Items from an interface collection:
*** Block opens ***
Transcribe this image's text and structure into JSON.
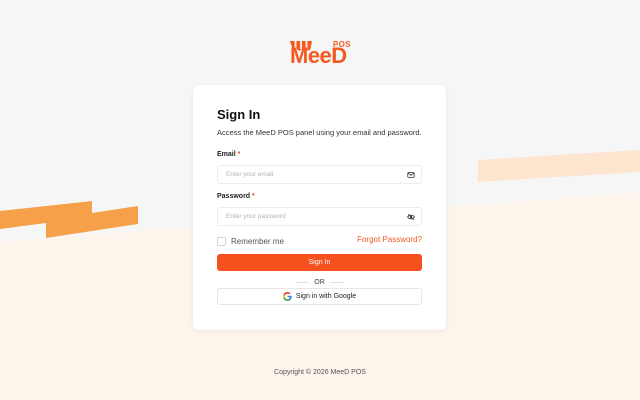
{
  "brand": {
    "logo_text": "MeeD",
    "logo_badge": "POS",
    "accent": "#f4511e",
    "navy": "#1a2a6c"
  },
  "card": {
    "title": "Sign In",
    "subtitle": "Access the MeeD POS panel using your email and password.",
    "email": {
      "label": "Email",
      "required_mark": "*",
      "placeholder": "Enter your email",
      "value": "",
      "icon": "mail-icon"
    },
    "password": {
      "label": "Password",
      "required_mark": "*",
      "placeholder": "Enter your password",
      "value": "",
      "icon": "eye-off-icon"
    },
    "remember_label": "Remember me",
    "remember_checked": false,
    "forgot_label": "Forgot Password?",
    "signin_label": "Sign In",
    "divider_label": "OR",
    "google_label": "Sign in with Google",
    "google_icon": "google-icon"
  },
  "footer": {
    "copyright": "Copyright © 2026 MeeD POS"
  }
}
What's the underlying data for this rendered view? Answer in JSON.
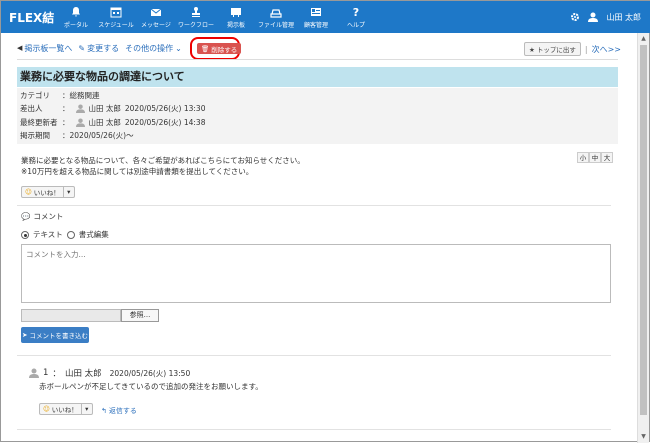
{
  "app": {
    "logo": "FLEX結"
  },
  "nav": [
    {
      "label": "ポータル",
      "icon": "bell-icon"
    },
    {
      "label": "スケジュール",
      "icon": "calendar-icon"
    },
    {
      "label": "メッセージ",
      "icon": "mail-icon"
    },
    {
      "label": "ワークフロー",
      "icon": "stamp-icon"
    },
    {
      "label": "掲示板",
      "icon": "board-icon"
    },
    {
      "label": "ファイル管理",
      "icon": "folder-icon"
    },
    {
      "label": "顧客管理",
      "icon": "card-icon"
    },
    {
      "label": "ヘルプ",
      "icon": "help-icon"
    }
  ],
  "user": {
    "name": "山田 太郎"
  },
  "toolbar": {
    "back": "掲示板一覧へ",
    "edit": "変更する",
    "other": "その他の操作",
    "delete": "削除する",
    "top": "トップに出す",
    "next": "次へ>>"
  },
  "post": {
    "title": "業務に必要な物品の調達について",
    "category_label": "カテゴリ",
    "category": "総務関連",
    "author_label": "差出人",
    "author": "山田 太郎",
    "author_date": "2020/05/26(火) 13:30",
    "updater_label": "最終更新者",
    "updater": "山田 太郎",
    "updater_date": "2020/05/26(火) 14:38",
    "period_label": "掲示期間",
    "period": "2020/05/26(火)〜",
    "body_line1": "業務に必要となる物品について、各々ご希望があればこちらにてお知らせください。",
    "body_line2": "※10万円を超える物品に関しては別途申請書類を提出してください。"
  },
  "font_sizes": [
    "小",
    "中",
    "大"
  ],
  "like": {
    "label": "いいね！"
  },
  "comments": {
    "heading": "コメント",
    "mode_text": "テキスト",
    "mode_rich": "書式編集",
    "placeholder": "コメントを入力...",
    "browse": "参照...",
    "submit": "コメントを書き込む"
  },
  "reply": {
    "number": "1",
    "author": "山田 太郎",
    "date": "2020/05/26(火) 13:50",
    "text": "赤ボールペンが不足してきているので追加の発注をお願いします。",
    "reply_link": "返信する"
  }
}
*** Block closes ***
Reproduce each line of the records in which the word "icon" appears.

Problem solution:
      "icon": "mail-icon"
      "icon": "eye-off-icon"
    "google_icon": "google-icon"
      "icon": "bell-icon"
      "icon": "calendar-icon"
      "icon": "mail-icon"
      "icon": "stamp-icon"
      "icon": "board-icon"
      "icon": "folder-icon"
      "icon": "card-icon"
      "icon": "help-icon"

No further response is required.